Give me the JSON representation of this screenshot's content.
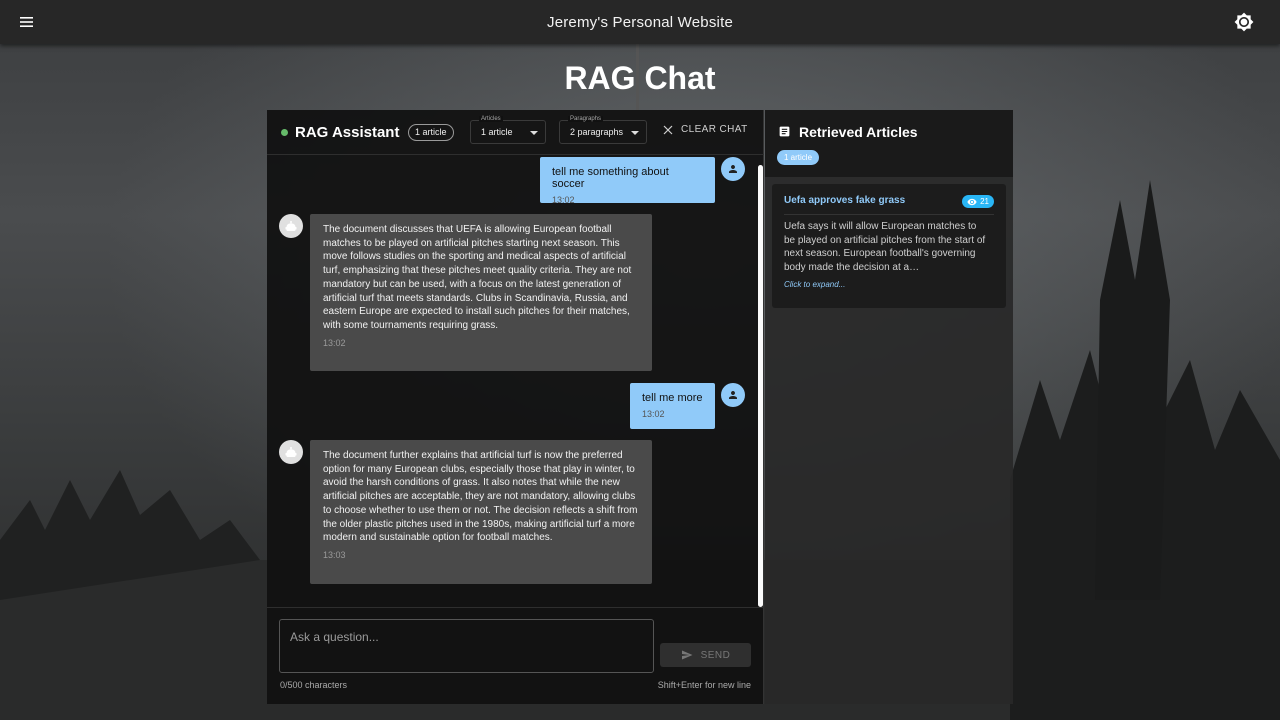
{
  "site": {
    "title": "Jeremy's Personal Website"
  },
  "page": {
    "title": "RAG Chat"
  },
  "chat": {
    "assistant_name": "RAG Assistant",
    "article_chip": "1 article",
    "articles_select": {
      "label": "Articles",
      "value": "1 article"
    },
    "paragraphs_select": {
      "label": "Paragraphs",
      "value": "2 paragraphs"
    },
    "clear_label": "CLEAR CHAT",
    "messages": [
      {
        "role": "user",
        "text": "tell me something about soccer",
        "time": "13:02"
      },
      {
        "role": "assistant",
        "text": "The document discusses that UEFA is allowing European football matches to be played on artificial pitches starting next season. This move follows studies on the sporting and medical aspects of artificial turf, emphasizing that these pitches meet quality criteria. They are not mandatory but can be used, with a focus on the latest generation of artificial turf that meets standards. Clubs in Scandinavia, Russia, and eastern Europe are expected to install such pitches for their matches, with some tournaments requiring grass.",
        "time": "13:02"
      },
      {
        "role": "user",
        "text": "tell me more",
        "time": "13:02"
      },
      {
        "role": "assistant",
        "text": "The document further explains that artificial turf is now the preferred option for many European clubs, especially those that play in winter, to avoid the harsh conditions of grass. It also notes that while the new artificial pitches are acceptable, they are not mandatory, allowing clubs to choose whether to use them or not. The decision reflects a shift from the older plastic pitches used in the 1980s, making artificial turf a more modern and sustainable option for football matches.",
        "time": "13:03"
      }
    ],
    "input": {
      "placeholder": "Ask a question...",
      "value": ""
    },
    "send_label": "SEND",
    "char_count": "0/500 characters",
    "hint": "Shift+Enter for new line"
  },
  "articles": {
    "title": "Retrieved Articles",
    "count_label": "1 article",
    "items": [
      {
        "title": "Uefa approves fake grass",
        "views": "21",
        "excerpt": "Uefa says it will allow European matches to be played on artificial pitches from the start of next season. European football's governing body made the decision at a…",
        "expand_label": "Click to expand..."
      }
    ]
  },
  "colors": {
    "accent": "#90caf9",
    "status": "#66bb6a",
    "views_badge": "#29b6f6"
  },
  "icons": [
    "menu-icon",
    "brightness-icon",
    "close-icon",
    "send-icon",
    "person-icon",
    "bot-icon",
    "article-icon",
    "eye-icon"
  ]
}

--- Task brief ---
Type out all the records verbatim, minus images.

--- Answer below ---
Give me the JSON representation of this screenshot's content.
{
  "site": {
    "title": "Jeremy's Personal Website"
  },
  "page": {
    "title": "RAG Chat"
  },
  "chat": {
    "assistant_name": "RAG Assistant",
    "article_chip": "1 article",
    "articles_select": {
      "label": "Articles",
      "value": "1 article"
    },
    "paragraphs_select": {
      "label": "Paragraphs",
      "value": "2 paragraphs"
    },
    "clear_label": "CLEAR CHAT",
    "messages": [
      {
        "role": "user",
        "text": "tell me something about soccer",
        "time": "13:02"
      },
      {
        "role": "assistant",
        "text": "The document discusses that UEFA is allowing European football matches to be played on artificial pitches starting next season. This move follows studies on the sporting and medical aspects of artificial turf, emphasizing that these pitches meet quality criteria. They are not mandatory but can be used, with a focus on the latest generation of artificial turf that meets standards. Clubs in Scandinavia, Russia, and eastern Europe are expected to install such pitches for their matches, with some tournaments requiring grass.",
        "time": "13:02"
      },
      {
        "role": "user",
        "text": "tell me more",
        "time": "13:02"
      },
      {
        "role": "assistant",
        "text": "The document further explains that artificial turf is now the preferred option for many European clubs, especially those that play in winter, to avoid the harsh conditions of grass. It also notes that while the new artificial pitches are acceptable, they are not mandatory, allowing clubs to choose whether to use them or not. The decision reflects a shift from the older plastic pitches used in the 1980s, making artificial turf a more modern and sustainable option for football matches.",
        "time": "13:03"
      }
    ],
    "input": {
      "placeholder": "Ask a question...",
      "value": ""
    },
    "send_label": "SEND",
    "char_count": "0/500 characters",
    "hint": "Shift+Enter for new line"
  },
  "articles": {
    "title": "Retrieved Articles",
    "count_label": "1 article",
    "items": [
      {
        "title": "Uefa approves fake grass",
        "views": "21",
        "excerpt": "Uefa says it will allow European matches to be played on artificial pitches from the start of next season. European football's governing body made the decision at a…",
        "expand_label": "Click to expand..."
      }
    ]
  },
  "colors": {
    "accent": "#90caf9",
    "status": "#66bb6a",
    "views_badge": "#29b6f6"
  },
  "icons": [
    "menu-icon",
    "brightness-icon",
    "close-icon",
    "send-icon",
    "person-icon",
    "bot-icon",
    "article-icon",
    "eye-icon"
  ]
}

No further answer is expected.